§ Task statement:
The listing is to be duplicated in full, exactly as written.

§ Records for processing:

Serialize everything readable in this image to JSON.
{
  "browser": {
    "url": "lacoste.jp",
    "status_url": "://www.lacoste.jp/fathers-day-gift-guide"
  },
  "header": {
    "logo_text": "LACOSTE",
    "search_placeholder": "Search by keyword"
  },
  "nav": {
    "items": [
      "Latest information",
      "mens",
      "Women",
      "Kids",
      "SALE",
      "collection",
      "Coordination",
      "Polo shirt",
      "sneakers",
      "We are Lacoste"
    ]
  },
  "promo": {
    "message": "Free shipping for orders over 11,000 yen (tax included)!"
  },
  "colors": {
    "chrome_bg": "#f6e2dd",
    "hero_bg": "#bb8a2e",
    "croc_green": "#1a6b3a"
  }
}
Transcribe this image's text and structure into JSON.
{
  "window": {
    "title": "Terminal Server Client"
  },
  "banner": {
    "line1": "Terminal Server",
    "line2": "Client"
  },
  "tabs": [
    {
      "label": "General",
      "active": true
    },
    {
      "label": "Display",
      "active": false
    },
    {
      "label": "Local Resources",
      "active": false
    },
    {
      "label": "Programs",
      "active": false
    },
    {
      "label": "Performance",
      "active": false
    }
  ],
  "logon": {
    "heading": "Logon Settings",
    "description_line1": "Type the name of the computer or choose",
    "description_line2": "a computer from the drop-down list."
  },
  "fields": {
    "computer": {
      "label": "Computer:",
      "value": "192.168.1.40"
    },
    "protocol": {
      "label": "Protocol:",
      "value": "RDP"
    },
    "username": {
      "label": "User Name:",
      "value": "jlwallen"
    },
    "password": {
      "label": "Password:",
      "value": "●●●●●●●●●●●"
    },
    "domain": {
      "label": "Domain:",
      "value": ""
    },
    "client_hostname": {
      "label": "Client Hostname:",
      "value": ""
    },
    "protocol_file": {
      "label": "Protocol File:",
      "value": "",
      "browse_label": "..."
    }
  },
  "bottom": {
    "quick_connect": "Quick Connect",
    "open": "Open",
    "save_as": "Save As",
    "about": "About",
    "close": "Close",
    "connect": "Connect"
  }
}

§ Result of this exercise:
Serialize everything readable in this image to JSON.
{
  "browser": {
    "url": "lacoste.jp",
    "status_url": "://www.lacoste.jp/fathers-day-gift-guide"
  },
  "header": {
    "logo_text": "LACOSTE",
    "search_placeholder": "Search by keyword"
  },
  "nav": {
    "items": [
      "Latest information",
      "mens",
      "Women",
      "Kids",
      "SALE",
      "collection",
      "Coordination",
      "Polo shirt",
      "sneakers",
      "We are Lacoste"
    ]
  },
  "promo": {
    "message": "Free shipping for orders over 11,000 yen (tax included)!"
  },
  "colors": {
    "chrome_bg": "#f6e2dd",
    "hero_bg": "#bb8a2e",
    "croc_green": "#1a6b3a"
  }
}
Transcribe this image's text and structure into JSON.
{
  "window": {
    "title": "Terminal Server Client"
  },
  "banner": {
    "line1": "Terminal Server",
    "line2": "Client"
  },
  "tabs": [
    {
      "label": "General",
      "active": true
    },
    {
      "label": "Display",
      "active": false
    },
    {
      "label": "Local Resources",
      "active": false
    },
    {
      "label": "Programs",
      "active": false
    },
    {
      "label": "Performance",
      "active": false
    }
  ],
  "logon": {
    "heading": "Logon Settings",
    "description_line1": "Type the name of the computer or choose",
    "description_line2": "a computer from the drop-down list."
  },
  "fields": {
    "computer": {
      "label": "Computer:",
      "value": "192.168.1.40"
    },
    "protocol": {
      "label": "Protocol:",
      "value": "RDP"
    },
    "username": {
      "label": "User Name:",
      "value": "jlwallen"
    },
    "password": {
      "label": "Password:",
      "value": "●●●●●●●●●●●"
    },
    "domain": {
      "label": "Domain:",
      "value": ""
    },
    "client_hostname": {
      "label": "Client Hostname:",
      "value": ""
    },
    "protocol_file": {
      "label": "Protocol File:",
      "value": "",
      "browse_label": "..."
    }
  },
  "bottom": {
    "quick_connect": "Quick Connect",
    "open": "Open",
    "save_as": "Save As",
    "about": "About",
    "close": "Close",
    "connect": "Connect"
  }
}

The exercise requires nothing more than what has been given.